Remote Teaching With ReadTheory
Written by Amber Meares, a ReadTheory user
For more remote teaching articles:
- Copy-Paste Your Class Into Remote Learning
- Remote ESL Learning
- 50+ Tools For Distance Learning & Online Classes
- Organizing and monitoring online assignments
- Planning and delivering online lessons
As many of us are heading into uncharted territory with the recent outbreak of Covid-19 (novel coronavirus), ReadTheory is here to offer your students an opportunity to continue learning while not in school. Social distancing, as well as government-forced school closings, are pushing education online. This is a time when we can accept the challenge of being educators in the 21st century and shift our instruction to online platforms while coming together as a community.
This article is solely about using ReadTheory to facilitate remote learning. For more tips about remote teaching visit this page.
Using ReadTheory while remote teaching
I’ve been using ReadTheory for a few years now, but the new situation means I would probably start using it more often. In many ways, and although not intentionally, ReadTheory was built for remote teaching. For the teacher, instruction is hands-off while using ReadTheory. You don’t have to be constantly standing over students to assist. The program model is fairly simple allowing students to use it even if they have never before used it.
Set the schedule
The first thing teachers should do as they are beginning their ReadTheory journey is to create a schedule for both yourself and the students. I usually spend the first-week allowing students to get acclimated to the platform. This would include tasks like find your progress report, modify a report by date, and complete the pretest. The second week is when I start assigning points for grades. Personally, I do weekly updates using my students’ knowledge points (KP) on ReadTheory. Each week they need 500 more points to receive a 100; if they can’t achieve that, I do give them a percentage of the total score. For example, if they receive 3,000 out of 4,000 points, that equals 75%.
Typically, my students enjoy this program so much, they want to do many quizzes because they like to see their growth on the graphs, Knowledge Points, and overall Lexile Level. It is usually recommended for at least six ReadTheory quizzes a week, but with our current remote learning, a student could easily do two to three quizzes a day during the weekdays. This is manageable for the students, parents, and teachers.

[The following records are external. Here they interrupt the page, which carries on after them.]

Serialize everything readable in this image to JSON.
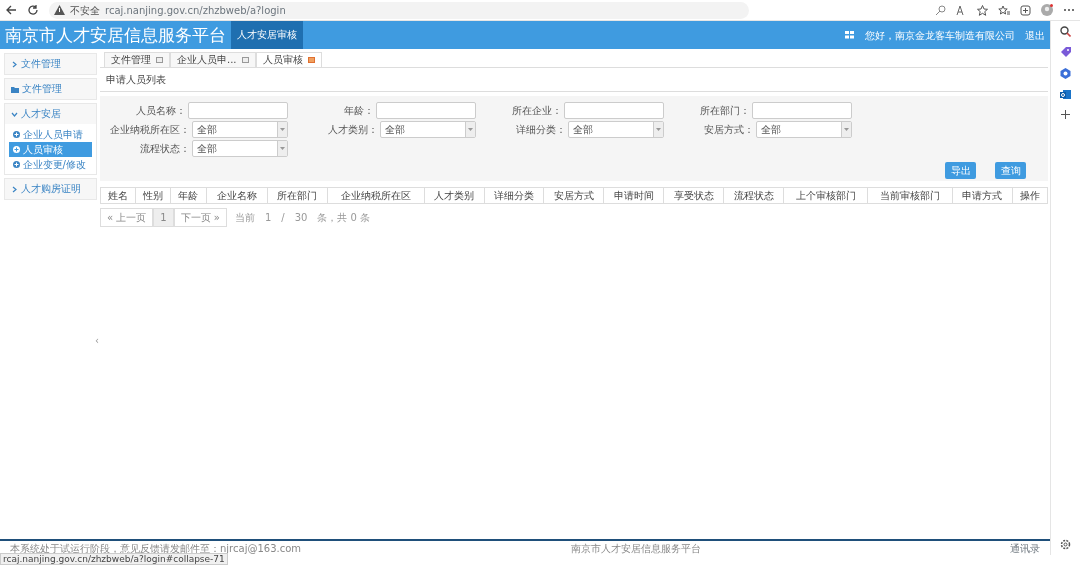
{
  "browser": {
    "security": "不安全",
    "url": "rcaj.nanjing.gov.cn/zhzbweb/a?login",
    "status_url": "rcaj.nanjing.gov.cn/zhzbweb/a?login#collapse-71"
  },
  "header": {
    "title": "南京市人才安居信息服务平台",
    "module_tabs": [
      {
        "label": "人才安居审核",
        "selected": true
      }
    ],
    "greeting": "您好，南京金龙客车制造有限公司",
    "logout": "退出"
  },
  "sidebar": {
    "panels": [
      {
        "kind": "group",
        "label": "文件管理",
        "expanded": false
      },
      {
        "kind": "link",
        "label": "文件管理"
      },
      {
        "kind": "group",
        "label": "人才安居",
        "expanded": true,
        "children": [
          {
            "label": "企业人员申请",
            "selected": false
          },
          {
            "label": "人员审核",
            "selected": true
          },
          {
            "label": "企业变更/修改",
            "selected": false
          }
        ]
      },
      {
        "kind": "group",
        "label": "人才购房证明",
        "expanded": false
      }
    ]
  },
  "collapse_handle": "‹",
  "tabs": [
    {
      "label": "文件管理",
      "selected": false
    },
    {
      "label": "企业人员申...",
      "selected": false
    },
    {
      "label": "人员审核",
      "selected": true
    }
  ],
  "subtabs": [
    {
      "label": "申请人员列表",
      "selected": true
    }
  ],
  "filters": [
    {
      "kind": "text",
      "label": "人员名称："
    },
    {
      "kind": "text",
      "label": "年龄："
    },
    {
      "kind": "text",
      "label": "所在企业："
    },
    {
      "kind": "text",
      "label": "所在部门："
    },
    {
      "kind": "select",
      "label": "企业纳税所在区：",
      "value": "全部"
    },
    {
      "kind": "select",
      "label": "人才类别：",
      "value": "全部"
    },
    {
      "kind": "select",
      "label": "详细分类：",
      "value": "全部"
    },
    {
      "kind": "select",
      "label": "安居方式：",
      "value": "全部"
    },
    {
      "kind": "select",
      "label": "流程状态：",
      "value": "全部"
    }
  ],
  "buttons": [
    "导出",
    "查询"
  ],
  "table": {
    "columns": [
      "姓名",
      "性别",
      "年龄",
      "企业名称",
      "所在部门",
      "企业纳税所在区",
      "人才类别",
      "详细分类",
      "安居方式",
      "申请时间",
      "享受状态",
      "流程状态",
      "上个审核部门",
      "当前审核部门",
      "申请方式",
      "操作"
    ]
  },
  "pagination": {
    "prev": "« 上一页",
    "pages": [
      {
        "label": "1",
        "selected": true
      }
    ],
    "next": "下一页 »",
    "info": "当前　1　/　30　条，共 0 条"
  },
  "footer": {
    "notice": "本系统处于试运行阶段，意见反馈请发邮件至：njrcaj@163.com",
    "center": "南京市人才安居信息服务平台",
    "right": "通讯录"
  }
}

It’s adaptive, so you don’t need to worry
A feature I like is that the program adjusts to the student’s results. If they passed the quiz, then it will go to the next level. If the student struggles, it will either stay at that level or even go to an easier level so that the student can be successful. Each student will be given passages that fit their Lexile level based on their pretest and average scores. Parents can also be reassured that their kids are getting work that is adequately on their level.
Since the students (and parents) can see immediate results with explanations on why they might have missed a question, it is ideal for remote teaching. Parents can help their students even without educational training because of the detailed reasons as to why a student missed a question.
While this is not entirely necessary while working with the students in-class, when working remotely it is recommended that teachers will set in place specific goals depending on their classes and the time without instruction. Teachers can choose to go by the number of points accumulated, average score, or the number of quizzes taken depending on their situation and class. KP works best for my students because it creates an environment of competition. That is what my high schoolers thrive on.
ReadTheory also grades the quizzes automatically, so it is another step that teachers don’t have to make.
How to use ReadTheory
To aid in the transition to online learning, ReadTheory has created a series of videos that should help those new to program quickly acclimate. These videos go through what ReadTheory is and how to use it effectively. Check out the new teacher guide video if you have never been on the site.
If you don’t have an account yet, you will need to create one here.
Next, and after adding a few details about your class, you will be able to add new students.
You can either ask your students to use the unique code you will see to connect their accounts to yours (here’s a video you can share with them to guide them through the process), or add the students manually yourself. If you need help uploading many students at once you can email our support (support @ readtheory.org) with a list of students and they will do it for you. As you begin to teach remotely, it is imperative to get student accounts created as quickly as possible so that they are able to work.
If you already have an account, once you log into ReadTheory, on the home screen near the upper left corner of the page you will see “create new student accounts / track existing students” in blue. Click the create new student accounts button. From there begin typing in your students’ first and last names, ReadTheory will autofill a username. I always use a default password of my school’s initials and my last name (example: whsbrown). You can do this just as well by clicking “set a default password.” You do not have to include an email for the student account, but be aware that all password reset notifications will go to your email. When you finish click the button at the bottom. You will receive an email with copies of login cards for each student that are easily printed and sent home.
We’re here if you need us
As always, but even more so now, our team is here for any questions or concerns that you might have.
We will keep posting new content on a weekly basis on how to simplify the transition to remote teaching and ease the lives of both teachers and students, so stay tuned. And stay healthy!